Records from a data source
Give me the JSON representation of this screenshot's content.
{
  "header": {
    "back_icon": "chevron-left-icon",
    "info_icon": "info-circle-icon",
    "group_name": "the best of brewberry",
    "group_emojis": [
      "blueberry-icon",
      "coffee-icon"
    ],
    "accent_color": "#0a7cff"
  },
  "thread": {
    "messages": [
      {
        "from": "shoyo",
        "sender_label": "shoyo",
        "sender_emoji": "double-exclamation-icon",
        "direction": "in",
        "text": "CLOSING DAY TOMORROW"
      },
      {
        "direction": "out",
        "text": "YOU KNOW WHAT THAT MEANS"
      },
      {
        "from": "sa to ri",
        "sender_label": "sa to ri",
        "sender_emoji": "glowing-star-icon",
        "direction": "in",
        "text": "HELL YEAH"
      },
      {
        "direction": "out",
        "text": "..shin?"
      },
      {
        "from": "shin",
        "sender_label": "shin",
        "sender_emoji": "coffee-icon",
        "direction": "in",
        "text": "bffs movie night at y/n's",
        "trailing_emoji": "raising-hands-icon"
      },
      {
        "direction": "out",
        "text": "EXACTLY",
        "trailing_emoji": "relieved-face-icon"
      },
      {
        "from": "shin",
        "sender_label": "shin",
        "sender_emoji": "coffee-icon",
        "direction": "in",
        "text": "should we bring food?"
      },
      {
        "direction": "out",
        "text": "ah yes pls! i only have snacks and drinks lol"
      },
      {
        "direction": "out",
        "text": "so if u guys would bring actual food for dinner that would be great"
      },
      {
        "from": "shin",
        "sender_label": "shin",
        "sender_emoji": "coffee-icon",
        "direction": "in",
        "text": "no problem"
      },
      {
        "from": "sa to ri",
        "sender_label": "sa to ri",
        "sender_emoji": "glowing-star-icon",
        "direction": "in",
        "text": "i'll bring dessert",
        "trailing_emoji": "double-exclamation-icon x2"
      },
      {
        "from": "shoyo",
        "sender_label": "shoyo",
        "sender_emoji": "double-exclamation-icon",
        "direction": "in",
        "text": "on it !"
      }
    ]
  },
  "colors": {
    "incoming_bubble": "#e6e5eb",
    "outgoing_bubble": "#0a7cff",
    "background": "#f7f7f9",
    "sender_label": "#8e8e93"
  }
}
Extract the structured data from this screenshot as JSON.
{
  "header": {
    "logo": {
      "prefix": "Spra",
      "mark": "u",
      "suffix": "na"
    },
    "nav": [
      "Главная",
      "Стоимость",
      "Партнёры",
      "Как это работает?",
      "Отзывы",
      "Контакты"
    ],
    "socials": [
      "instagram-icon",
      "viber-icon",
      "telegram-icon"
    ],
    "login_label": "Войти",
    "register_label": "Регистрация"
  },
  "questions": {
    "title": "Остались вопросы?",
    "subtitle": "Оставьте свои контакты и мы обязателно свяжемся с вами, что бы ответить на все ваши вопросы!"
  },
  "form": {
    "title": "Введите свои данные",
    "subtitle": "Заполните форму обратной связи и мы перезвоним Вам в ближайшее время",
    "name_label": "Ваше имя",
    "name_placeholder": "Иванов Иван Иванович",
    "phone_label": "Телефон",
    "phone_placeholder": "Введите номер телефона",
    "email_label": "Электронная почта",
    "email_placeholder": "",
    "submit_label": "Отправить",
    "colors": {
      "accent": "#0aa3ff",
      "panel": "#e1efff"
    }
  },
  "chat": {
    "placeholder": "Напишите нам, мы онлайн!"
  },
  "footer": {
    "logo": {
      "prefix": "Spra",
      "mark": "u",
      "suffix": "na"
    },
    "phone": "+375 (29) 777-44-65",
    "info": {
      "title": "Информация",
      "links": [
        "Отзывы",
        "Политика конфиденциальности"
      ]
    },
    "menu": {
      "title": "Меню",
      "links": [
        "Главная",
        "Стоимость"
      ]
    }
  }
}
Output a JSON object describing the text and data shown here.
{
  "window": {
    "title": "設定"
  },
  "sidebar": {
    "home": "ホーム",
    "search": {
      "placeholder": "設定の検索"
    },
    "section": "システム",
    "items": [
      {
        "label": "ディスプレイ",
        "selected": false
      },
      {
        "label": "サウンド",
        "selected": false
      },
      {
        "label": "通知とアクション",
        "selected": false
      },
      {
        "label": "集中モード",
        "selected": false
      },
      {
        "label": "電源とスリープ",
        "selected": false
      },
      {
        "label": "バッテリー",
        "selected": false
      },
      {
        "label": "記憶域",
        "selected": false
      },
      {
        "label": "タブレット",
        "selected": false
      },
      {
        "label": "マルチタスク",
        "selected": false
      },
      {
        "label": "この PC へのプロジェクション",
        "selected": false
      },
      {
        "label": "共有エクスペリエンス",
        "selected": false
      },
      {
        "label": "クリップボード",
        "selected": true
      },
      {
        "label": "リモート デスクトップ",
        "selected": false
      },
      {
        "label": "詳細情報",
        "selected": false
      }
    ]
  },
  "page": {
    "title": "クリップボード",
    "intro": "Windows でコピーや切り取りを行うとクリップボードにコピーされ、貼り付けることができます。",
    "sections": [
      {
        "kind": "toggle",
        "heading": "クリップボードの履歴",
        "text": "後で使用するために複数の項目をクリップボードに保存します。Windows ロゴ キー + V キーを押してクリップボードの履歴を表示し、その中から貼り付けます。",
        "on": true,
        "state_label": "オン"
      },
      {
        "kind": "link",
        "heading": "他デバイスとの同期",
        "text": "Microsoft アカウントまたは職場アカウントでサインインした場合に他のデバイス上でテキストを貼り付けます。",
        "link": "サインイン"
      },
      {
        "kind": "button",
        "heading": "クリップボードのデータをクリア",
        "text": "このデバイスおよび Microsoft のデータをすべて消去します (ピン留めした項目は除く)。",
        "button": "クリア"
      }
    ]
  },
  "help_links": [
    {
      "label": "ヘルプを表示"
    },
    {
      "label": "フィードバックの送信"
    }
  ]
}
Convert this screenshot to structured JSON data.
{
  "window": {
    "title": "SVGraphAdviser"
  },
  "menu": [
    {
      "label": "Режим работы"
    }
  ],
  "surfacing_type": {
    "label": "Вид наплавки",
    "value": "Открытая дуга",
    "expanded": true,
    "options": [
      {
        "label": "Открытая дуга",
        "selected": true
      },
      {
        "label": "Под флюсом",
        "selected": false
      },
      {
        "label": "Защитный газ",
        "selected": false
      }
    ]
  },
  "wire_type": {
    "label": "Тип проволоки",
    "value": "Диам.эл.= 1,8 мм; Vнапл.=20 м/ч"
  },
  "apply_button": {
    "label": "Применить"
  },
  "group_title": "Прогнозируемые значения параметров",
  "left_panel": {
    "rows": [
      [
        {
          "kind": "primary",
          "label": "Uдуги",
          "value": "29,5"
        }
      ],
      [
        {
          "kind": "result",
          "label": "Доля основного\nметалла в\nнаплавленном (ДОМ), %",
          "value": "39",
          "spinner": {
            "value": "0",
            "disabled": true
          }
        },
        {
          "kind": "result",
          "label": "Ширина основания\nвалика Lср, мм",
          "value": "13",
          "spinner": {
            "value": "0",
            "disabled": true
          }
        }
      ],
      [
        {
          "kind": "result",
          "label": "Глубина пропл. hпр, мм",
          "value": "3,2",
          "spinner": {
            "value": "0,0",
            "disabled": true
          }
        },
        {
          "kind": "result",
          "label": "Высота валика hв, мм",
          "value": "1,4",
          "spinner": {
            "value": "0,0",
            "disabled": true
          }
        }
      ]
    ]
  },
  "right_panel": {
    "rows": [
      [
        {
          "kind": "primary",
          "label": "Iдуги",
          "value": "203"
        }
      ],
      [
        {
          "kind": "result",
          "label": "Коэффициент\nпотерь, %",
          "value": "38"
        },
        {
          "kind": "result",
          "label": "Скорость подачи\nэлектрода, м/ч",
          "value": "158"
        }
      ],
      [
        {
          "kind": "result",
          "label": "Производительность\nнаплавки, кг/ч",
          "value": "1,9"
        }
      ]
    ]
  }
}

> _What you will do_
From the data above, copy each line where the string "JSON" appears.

> _Response below_
Give me the JSON representation of this screenshot's content.
Extract the structured data from this screenshot as JSON.
Output a JSON object describing the text and data shown here.
Convert this screenshot to structured JSON data.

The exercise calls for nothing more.